Wondering how to feed oyster shells to chickens?
If you’re raising backyard chickens, then I’m sure you know that oyster shells are an important part of your chickens’ diet.
But if you’re not sure why they need oyster shells or how to feed them to your chickens, hopefully, I can clear all of that up for you!
Why Chickens Need Oyster Shells in Their Diet
Oyster shells are a great source of calcium for chickens.
A lack of calcium can lead to problems such as weak bones and egg binding.
So, it’s important that your chickens have access to oyster shells in order to maintain good health.
On one hand, chickens should be getting enough calcium from their feed. But supplementing their diet with oyster shells is a simple way to enrich their diet.
Chickens will only eat what they need, so you don’t need to worry about giving them too much calcium.
Therefore, it’s better to offer them a good source of calcium like oyster shells. My hunch is that you’ll soon notice your hens gobble up a fair amount, so it’s a good thing to do.
How Do You Make Oyster Shells for Chickens?
If you’re wondering how to make oyster shells for chickens, it’s actually quite simple.
You can pick up oyster shells at most stores, and they’re very inexpensive. Alternatively, if you can collect some empty oyster shells that’s even better.
You may even be able to get a free source of shells from a local restaurant as they tend to discard shells after serving oysters.
When you have some shells, give the shells a good rinse and then put them in a sunny spot to dry out for a few days.
Once they’re dry, put the shells into a bag and break them up into tiny pieces using a hammer.
It’s as easy as that!
Alternatively, you can buy oyster shell supplements or bags of already dried and crushed shells online.
Which, let’s be honest here, is a much more convenient option.
How to Feed Oyster Shells to Chickens
When it comes to feeding oyster shells to your chickens, as with most foods chickens want to eat – it’s not difficult.
The easiest way is to simply offer the oyster shells in a dish near their feed. Your chickens will peck at them as they need and eat what they need.
As long as you’ve crushed them up into small pieces, there is nothing more to it. If your chickens have seen the shells, they’ll eat them!
How Much Oyster Shell Should I Give My Chickens?
There is no set rule as to how much oyster shell you should give your chickens.
Some people recommend giving them a handful of shells per bird, while others say that a couple of tablespoons per bird is sufficient.
I would start with a small amount and then offer more if they’re gobbling it up. It’s always better to err on the side of too little than too much.
It’s not like the shells will spoil or perish quickly, so you can keep their feeder topped up without too much concern.
How to Feed Chickens a Balanced Diet
So, now you know all about why chickens need oyster shells in their diet and how to feed them.
But, what about the rest of their diet?
Chickens need a balanced diet that includes a variety of foods in order to stay healthy.
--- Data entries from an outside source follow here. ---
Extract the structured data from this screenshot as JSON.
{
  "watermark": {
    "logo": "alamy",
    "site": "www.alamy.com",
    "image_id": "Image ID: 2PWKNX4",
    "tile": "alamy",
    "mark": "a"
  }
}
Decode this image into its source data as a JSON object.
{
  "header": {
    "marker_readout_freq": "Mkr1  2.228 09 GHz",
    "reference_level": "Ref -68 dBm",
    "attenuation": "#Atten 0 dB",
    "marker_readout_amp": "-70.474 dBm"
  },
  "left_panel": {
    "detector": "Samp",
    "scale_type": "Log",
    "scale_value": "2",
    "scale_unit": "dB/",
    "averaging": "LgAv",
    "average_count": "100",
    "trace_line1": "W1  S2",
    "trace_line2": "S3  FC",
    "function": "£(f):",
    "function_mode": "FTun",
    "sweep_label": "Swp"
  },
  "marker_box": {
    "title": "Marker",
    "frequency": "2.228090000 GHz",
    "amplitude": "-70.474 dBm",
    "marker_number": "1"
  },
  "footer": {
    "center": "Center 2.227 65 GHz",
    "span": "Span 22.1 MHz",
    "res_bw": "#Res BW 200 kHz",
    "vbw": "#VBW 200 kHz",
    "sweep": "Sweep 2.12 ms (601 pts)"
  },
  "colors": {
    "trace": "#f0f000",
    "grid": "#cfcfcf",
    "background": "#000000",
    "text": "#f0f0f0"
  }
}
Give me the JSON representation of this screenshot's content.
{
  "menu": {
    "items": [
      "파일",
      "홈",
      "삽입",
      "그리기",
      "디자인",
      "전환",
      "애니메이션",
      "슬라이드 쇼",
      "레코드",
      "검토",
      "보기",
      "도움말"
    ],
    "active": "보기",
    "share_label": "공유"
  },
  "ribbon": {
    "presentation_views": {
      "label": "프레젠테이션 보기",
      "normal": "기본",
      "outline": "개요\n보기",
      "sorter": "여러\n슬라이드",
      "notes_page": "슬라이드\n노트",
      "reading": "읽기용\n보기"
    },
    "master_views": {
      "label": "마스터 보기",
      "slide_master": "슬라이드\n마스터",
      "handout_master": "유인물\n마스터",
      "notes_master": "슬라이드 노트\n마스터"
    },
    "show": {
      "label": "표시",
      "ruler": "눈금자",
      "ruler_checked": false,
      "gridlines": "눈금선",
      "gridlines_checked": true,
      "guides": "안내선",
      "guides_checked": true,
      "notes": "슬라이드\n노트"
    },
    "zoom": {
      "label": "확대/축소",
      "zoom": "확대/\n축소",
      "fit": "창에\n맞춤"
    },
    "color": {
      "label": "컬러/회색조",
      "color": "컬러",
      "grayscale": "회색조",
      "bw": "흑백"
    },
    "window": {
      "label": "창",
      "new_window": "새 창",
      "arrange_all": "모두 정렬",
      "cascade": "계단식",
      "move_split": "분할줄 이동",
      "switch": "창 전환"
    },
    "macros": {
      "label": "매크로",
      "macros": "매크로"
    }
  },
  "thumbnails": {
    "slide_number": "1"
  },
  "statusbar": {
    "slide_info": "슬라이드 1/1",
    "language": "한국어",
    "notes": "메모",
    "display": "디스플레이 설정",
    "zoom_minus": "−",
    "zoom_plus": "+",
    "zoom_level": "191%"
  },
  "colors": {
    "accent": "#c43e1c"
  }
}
You should also give your chickens quality store-bought chicken feed which will provide them with all the nutrients they need.
A good way to ensure your chickens are getting a balanced diet and plenty of variation to keep them interested is to rotate their food sources.
This means that you’ll offer them different types of food on different days.
For example, on Monday you might give them fresh fruit and vegetables, on Tuesday you might give them some insects to feast on, and so on.
Doing this not only keeps your chickens healthy and happy, but it also helps to prevent boredom.
Feeding chickens is one of the most fun and rewarding parts of raising backyard chickens (for me at least), have fun with it!
Oyster shells are a great way to enrich your chickens’ diet and provide them with valuable calcium.
Offering oyster shells is easy – you can either give them a dish of shells to peck at, or mix them in with their regular feed.
You don’t need to worry about giving your chickens too much calcium as they can’t overdose on it!
Image credits – Photo by Jasper Gribble on Unsplash